THE country’s young and financially secure are increasingly looking to balance worldly and spiritual values by concentrating on religious teachings.
As the Indonesian middle income bracket burgeons, with a subsequent surge in the popularity of travel, many young Muslims are opting to spend their holidays going on umrah (minor haj) for a more religious experience.
Rani, a 27-year-old worker at a state-owned enterprise, has lately been spending every free minute browsing the websites of umrah travel agents for her planned pilgrimage next year. Besides reading reviews on the internet, Rani also visits travel fairs in search of the best deal.
“After working for three years, I’ve saved enough to go on umrah,” she said.
Juggling work and life after graduating from university, young people until recently tended not to prioritize the pilgrimage, waiting instead until they were older.
But not for Rani, who has, she said, been dreaming of umrah since she first landed a job in 2011. She said she wanted to learn new things about her religion as well as bolster her faith.
“My priority is to go next year because I am still young and I still can afford to keep saving,” she said.
Rani said she saw nothing wrong with going on umrah early in life, and advised others to do the same.

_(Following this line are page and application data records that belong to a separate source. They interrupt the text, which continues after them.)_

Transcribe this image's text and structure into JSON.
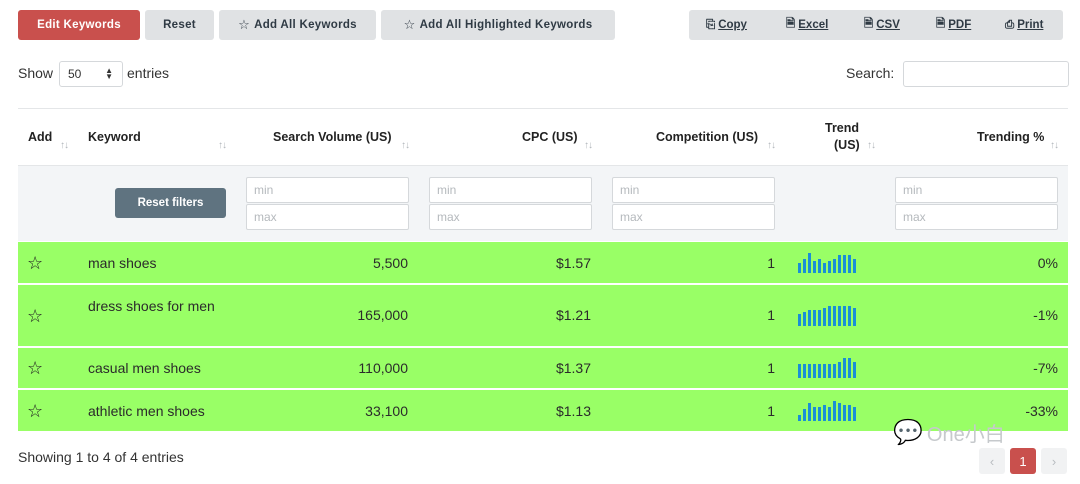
{
  "toolbar": {
    "edit_keywords": "Edit Keywords",
    "reset": "Reset",
    "add_all": "Add All Keywords",
    "add_highlighted": "Add All Highlighted Keywords",
    "export": {
      "copy": "Copy",
      "excel": "Excel",
      "csv": "CSV",
      "pdf": "PDF",
      "print": "Print"
    }
  },
  "controls": {
    "show_label": "Show",
    "entries_value": "50",
    "entries_label": "entries",
    "search_label": "Search:",
    "search_value": ""
  },
  "table": {
    "headers": {
      "add": "Add",
      "keyword": "Keyword",
      "volume": "Search Volume (US)",
      "cpc": "CPC (US)",
      "competition": "Competition (US)",
      "trend_line1": "Trend",
      "trend_line2": "(US)",
      "trending": "Trending %"
    },
    "filters": {
      "reset_filters": "Reset filters",
      "min_placeholder": "min",
      "max_placeholder": "max"
    },
    "highlight_color": "#99ff66",
    "rows": [
      {
        "keyword": "man shoes",
        "volume": "5,500",
        "cpc": "$1.57",
        "competition": "1",
        "trending": "0%",
        "trend": [
          0.5,
          0.7,
          1.0,
          0.6,
          0.7,
          0.5,
          0.6,
          0.7,
          0.9,
          0.9,
          0.9,
          0.7
        ]
      },
      {
        "keyword": "dress shoes for men",
        "volume": "165,000",
        "cpc": "$1.21",
        "competition": "1",
        "trending": "-1%",
        "trend": [
          0.6,
          0.7,
          0.8,
          0.8,
          0.8,
          0.9,
          1.0,
          1.0,
          1.0,
          1.0,
          1.0,
          0.9
        ]
      },
      {
        "keyword": "casual men shoes",
        "volume": "110,000",
        "cpc": "$1.37",
        "competition": "1",
        "trending": "-7%",
        "trend": [
          0.7,
          0.7,
          0.7,
          0.7,
          0.7,
          0.7,
          0.7,
          0.7,
          0.8,
          1.0,
          1.0,
          0.8
        ]
      },
      {
        "keyword": "athletic men shoes",
        "volume": "33,100",
        "cpc": "$1.13",
        "competition": "1",
        "trending": "-33%",
        "trend": [
          0.3,
          0.6,
          0.9,
          0.7,
          0.7,
          0.8,
          0.7,
          1.0,
          0.9,
          0.8,
          0.8,
          0.7
        ]
      }
    ]
  },
  "footer": {
    "info": "Showing 1 to 4 of 4 entries",
    "prev": "‹",
    "current_page": "1",
    "next": "›"
  },
  "watermark": "One小白"
}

“Exercising religious activities should not be limited by age or religious knowledge,” she said.
Rani said she would go with her mother. “My mother has already gone on umrah once, so she will accompany me, since I can’t go alone,” she said. Women who go on pilgrimage are advised to be accompanied by muhrim (Male family members).
She said that besides going to Saudi Arabia for umrah, she also wanted to travel to nearby countries. “My choice is Turkey,” she said, adding that she was inspired by her favorite Turkish soap opera.

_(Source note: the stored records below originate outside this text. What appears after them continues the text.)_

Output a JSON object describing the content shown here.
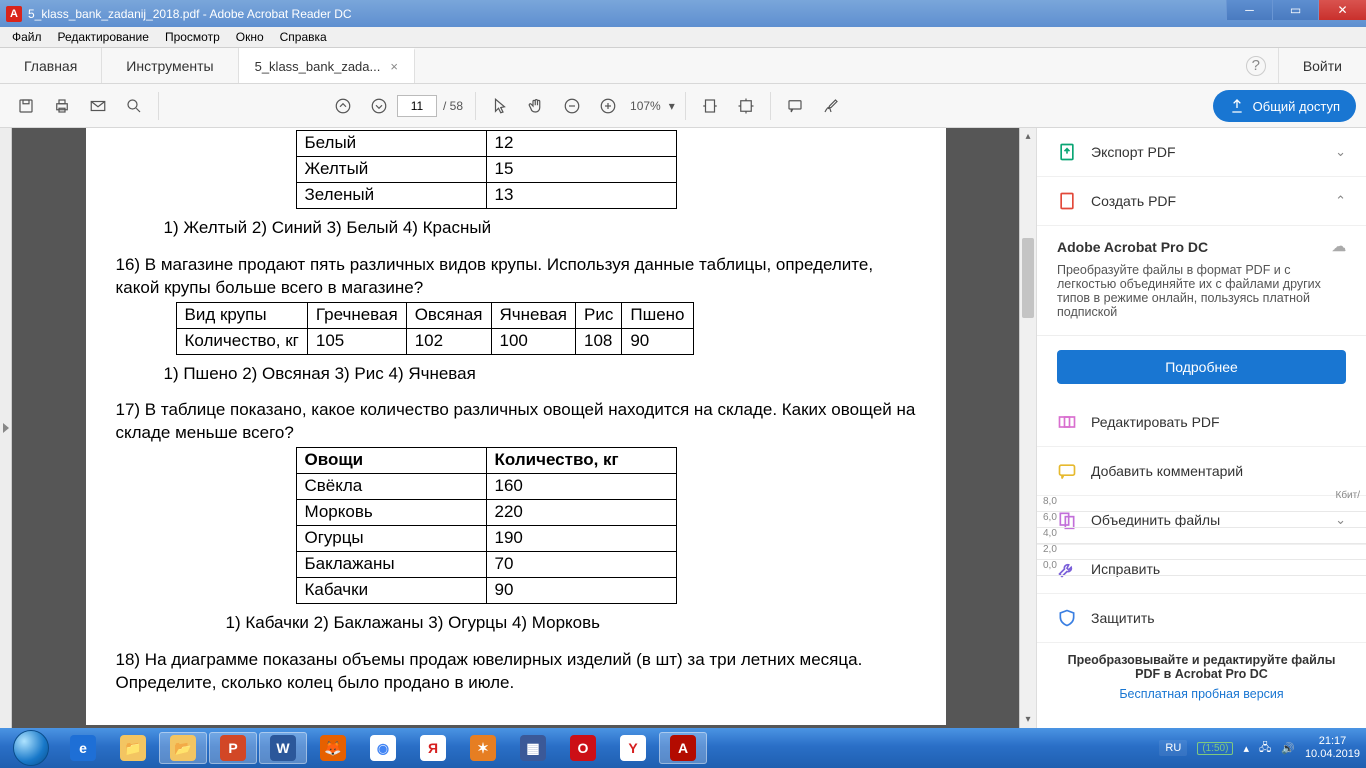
{
  "window": {
    "title": "5_klass_bank_zadanij_2018.pdf - Adobe Acrobat Reader DC"
  },
  "menu": {
    "file": "Файл",
    "edit": "Редактирование",
    "view": "Просмотр",
    "window": "Окно",
    "help": "Справка"
  },
  "tabs": {
    "home": "Главная",
    "tools": "Инструменты",
    "doc": "5_klass_bank_zada...",
    "login": "Войти"
  },
  "toolbar": {
    "page": "11",
    "total": "/ 58",
    "zoom": "107%",
    "share": "Общий доступ"
  },
  "doc": {
    "table1": {
      "rows": [
        [
          "Белый",
          "12"
        ],
        [
          "Желтый",
          "15"
        ],
        [
          "Зеленый",
          "13"
        ]
      ]
    },
    "q15_opts": "1)  Желтый    2) Синий     3)   Белый      4) Красный",
    "q16_text": "16)  В магазине продают пять различных видов крупы. Используя данные таблицы, определите, какой крупы больше всего в магазине?",
    "table2": {
      "h": [
        "Вид крупы",
        "Гречневая",
        "Овсяная",
        "Ячневая",
        "Рис",
        "Пшено"
      ],
      "r": [
        "Количество, кг",
        "105",
        "102",
        "100",
        "108",
        "90"
      ]
    },
    "q16_opts": "1)  Пшено     2)  Овсяная    3)   Рис        4) Ячневая",
    "q17_text": "17)  В таблице показано, какое количество различных овощей находится на складе. Каких овощей на складе меньше всего?",
    "table3": {
      "h": [
        "Овощи",
        "Количество, кг"
      ],
      "rows": [
        [
          "Свёкла",
          "160"
        ],
        [
          "Морковь",
          "220"
        ],
        [
          "Огурцы",
          "190"
        ],
        [
          "Баклажаны",
          "70"
        ],
        [
          "Кабачки",
          "90"
        ]
      ]
    },
    "q17_opts": "1) Кабачки    2) Баклажаны     3)   Огурцы      4) Морковь",
    "q18_text": "18)  На диаграмме показаны объемы продаж ювелирных изделий (в шт) за три летних месяца. Определите, сколько колец было продано в июле."
  },
  "sidebar": {
    "export": "Экспорт PDF",
    "create": "Создать PDF",
    "pro_hd": "Adobe Acrobat Pro DC",
    "pro_desc": "Преобразуйте файлы в формат PDF и с легкостью объединяйте их с файлами других типов в режиме онлайн, пользуясь платной подпиской",
    "more": "Подробнее",
    "edit": "Редактировать PDF",
    "comment": "Добавить комментарий",
    "combine": "Объединить файлы",
    "fix": "Исправить",
    "protect": "Защитить",
    "promo1": "Преобразовывайте и редактируйте файлы PDF в Acrobat Pro DC",
    "promo2": "Бесплатная пробная версия",
    "kbit": "Кбит/",
    "ticks": [
      "8,0",
      "6,0",
      "4,0",
      "2,0",
      "0,0"
    ]
  },
  "tray": {
    "lang": "RU",
    "batt": "(1:50)",
    "time": "21:17",
    "date": "10.04.2019"
  }
}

Umrah is a pilgrimage to Mecca that can be undertaken any time of the year. Unlike haj, umrah is not compulsory, but highly recommended.

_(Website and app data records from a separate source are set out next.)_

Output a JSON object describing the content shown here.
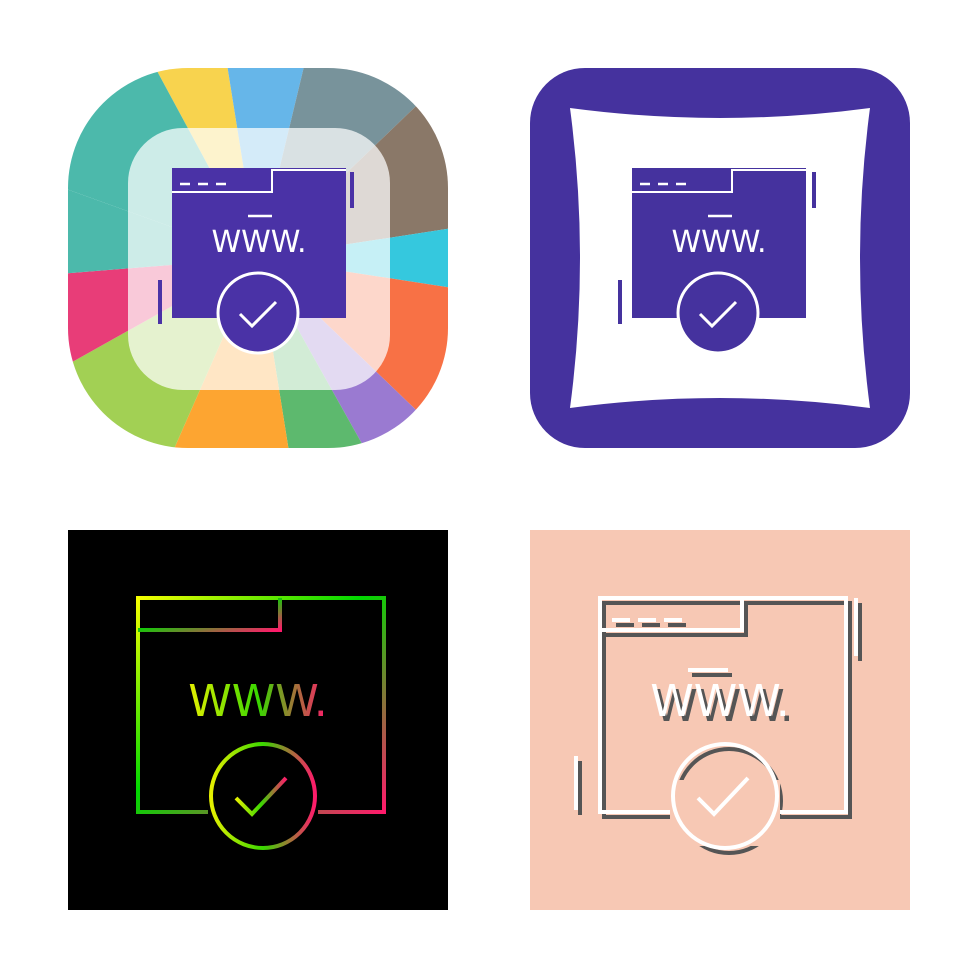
{
  "icon_set": {
    "subject": "website-verified-icon",
    "url_text": "WWW.",
    "variants": [
      {
        "style": "colorful-glyph",
        "accent": "#4a32a6"
      },
      {
        "style": "glyph-on-pillow",
        "accent": "#45329e",
        "background": "#45329e"
      },
      {
        "style": "gradient-line",
        "background": "#000000",
        "gradient": [
          "#f5ff00",
          "#00d800",
          "#ff1a6b"
        ]
      },
      {
        "style": "line-with-shadow",
        "background": "#f7c8b4",
        "stroke": "#ffffff",
        "shadow": "#555555"
      }
    ]
  }
}
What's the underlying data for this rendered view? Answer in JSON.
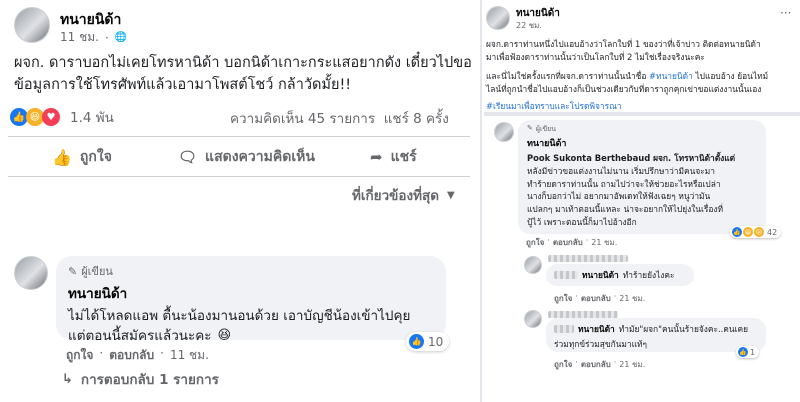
{
  "left": {
    "post": {
      "author": "ทนายนิด้า",
      "time": "11 ชม.",
      "globe": "🌐",
      "text_line1": "ผจก. ดาราบอกไม่เคยโทรหานิด้า บอกนิด้าเกาะกระแสอยากดัง เดี๋ยวไปขอ",
      "text_line2": "ข้อมูลการใช้โทรศัพท์แล้วเอามาโพสต์โชว์ กล้าวัดมั้ย!!",
      "reaction_count": "1.4 พัน",
      "comments_shares": "ความคิดเห็น 45 รายการ  แชร์ 8 ครั้ง",
      "like_label": "ถูกใจ",
      "comment_label": "แสดงความคิดเห็น",
      "share_label": "แชร์",
      "sort_label": "ที่เกี่ยวข้องที่สุด"
    },
    "comment": {
      "badge": "ผู้เขียน",
      "author": "ทนายนิด้า",
      "text_line1": "ไม่ได้โหลดแอพ ตื้นะน้องมานอนด้วย เอาบัญชีน้องเข้าไปคุย",
      "text_line2": "แต่ตอนนี้สมัครแล้วนะคะ",
      "like_label": "ถูกใจ",
      "reply_label": "ตอบกลับ",
      "time": "11 ชม.",
      "reaction_count": "10",
      "replies_label": "การตอบกลับ 1 รายการ"
    }
  },
  "right": {
    "post": {
      "author": "ทนายนิด้า",
      "time": "22 ชม.",
      "text_line1": "ผจก.ดาราท่านหนึ่งไปแอบอ้างว่าโลกใบที่ 1 ของว่าที่เจ้าบ่าว ติดต่อทนายนิด้า",
      "text_line2": "มาเพื่อฟ้องดาราท่านนั้นว่าเป็นโลกใบที่ 2 ไม่ใช่เรื่องจริงนะคะ",
      "text_line3a": "และนี่ไม่ใช่ครั้งแรกที่ผจก.ดาราท่านนั้นนำชื่อ ",
      "hashtag": "#ทนายนิด้า",
      "text_line3b": " ไปแอบอ้าง ย้อนไทม์",
      "text_line4": "ไลน์ที่ถูกนำชื่อไปแอบอ้างก็เป็นช่วงเดียวกับที่ดาราถูกคุกเข่าขอแต่งงานนั้นเอง",
      "hashtag2": "#เรียนมาเพื่อทราบและโปรดพิจารณา"
    },
    "comment1": {
      "badge": "ผู้เขียน",
      "author": "ทนายนิด้า",
      "line1": "Pook Sukonta Berthebaud ผจก. โทรหานิด้าตั้งแต่",
      "line2": "หลังมีข่าวขอแต่งงานไม่นาน เริ่มปรึกษาว่ามีคนจะมา",
      "line3": "ทำร้ายดาราท่านนั้น ถามไปว่าจะให้ช่วยอะไรหรือเปล่า",
      "line4": "นางก็บอกว่าไม่ อยากมาอัพเดทให้ฟังเฉยๆ หนูว่ามัน",
      "line5": "แปลกๆ มาเท้าตอนนี้แหละ น่าจะอยากให้ไปยุ่งในเรื่องที่",
      "line6": "ปู้ไว้ เพราะตอนนี้ก็มาไปอ้างอีก",
      "like_label": "ถูกใจ",
      "reply_label": "ตอบกลับ",
      "time": "21 ชม.",
      "reaction_count": "42"
    },
    "comment2": {
      "author": "ทนายนิด้า",
      "text": "ทำร้ายยังไงคะ",
      "like_label": "ถูกใจ",
      "reply_label": "ตอบกลับ",
      "time": "21 ชม."
    },
    "comment3": {
      "author": "ทนายนิด้า",
      "line1": "ทำมัย\"ผจก\"คนนั้นร้ายจังคะ..คนเคย",
      "line2": "ร่วมทุกข์ร่วมสุขกันมาแท้ๆ",
      "like_label": "ถูกใจ",
      "reply_label": "ตอบกลับ",
      "time": "21 ชม.",
      "reaction_count": "1"
    }
  }
}
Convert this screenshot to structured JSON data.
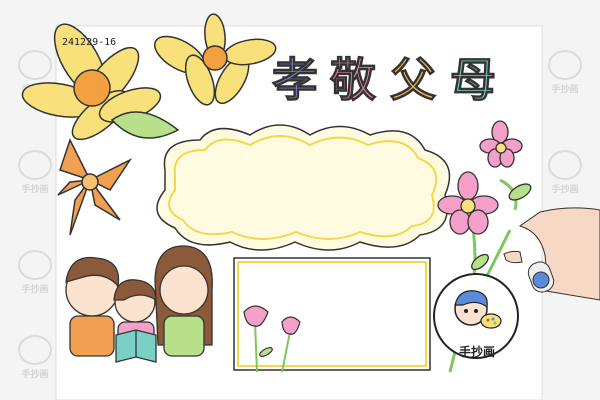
{
  "paper": {
    "code": "241229-16"
  },
  "title": {
    "chars": [
      "孝",
      "敬",
      "父",
      "母"
    ],
    "colors": [
      "#8a8ad8",
      "#e68aa0",
      "#f2b44a",
      "#7ad0c4"
    ]
  },
  "logo": {
    "text": "手抄画"
  },
  "watermark": {
    "text": "手抄画"
  },
  "colors": {
    "background": "#f4f4f4",
    "paper": "#ffffff",
    "sunflower": "#f8e07a",
    "orange_flower": "#f0a050",
    "leaf": "#b8e08a",
    "cloud_fill": "#fffbe0",
    "cloud_border": "#f2d84a",
    "pink_flower": "#f4a0c8",
    "stem": "#7cc85a"
  }
}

For Indonesia, which has more than 200 million Muslims, the ever-rising number of would-be haj pilgrims on the waiting list is a major headache, and has seen a concomitant rise in the number of faithful choosing instead to go on umrah.
The peak season of umrah is during Ramadhan, with many wishing to challenge themselves by fasting in the heat of the Saudi Arabian summer, which can reach 50 degrees Celsius .
Given the promise of the market, many travel agents combine their umrah packages with traveling to other Middle Eastern countries such as Turkey, Egypt and Palestine.
A basic umrah package of nine days costs around Rp 30 million (US$2,250), though the price varies depending on accommodation and additional destinations.
Dhanan Febrie Handita, 27, who went on umrah in 2014, said it was one of the most memorable experiences of his life.
During the pilgrimage, Dhanan said, he experienced a miracle after arriving late to pray at the Masjidil Haram Mosque.
“I had to pray on the street like many other Mecca residents. I didn’t bring a prayer mat, but when I knelt, the ground suddenly became clean [of dirt],” he said.
Dhanan added that his little brother’s sprained leg was, moreover, healed in just two days by sprinkling it with holy water from the Zam Zam well.
Dhanan said he definitely wanted to go back to Mecca either for umrah or haj. “I advise Muslims to go when they are young – it is easier to complete all the rituals when you’re in good physical condition,” he said.
“Going on such a journey at a young age is an unforgettable spiritual experience that can guide you through life,” he said.
The number of Indonesians going on umrah has shown a steady rise. The Religious Affairs Ministry recorded that 36,324 people went on umrah between January and May this year, increasing 46 percent from 24,869 in the same period last year.
The ministry’s haj and umrah development director, Muhajirin Yanis, said around 67,000 people went on umrah last year.
Muhajirin said that as the pilgrimage had no age limit, even infants could go on umrah.
“I encourage young people who have the financial capability to go on umrah,” he said.
The Jakarta Post
Thu, 9 June 2016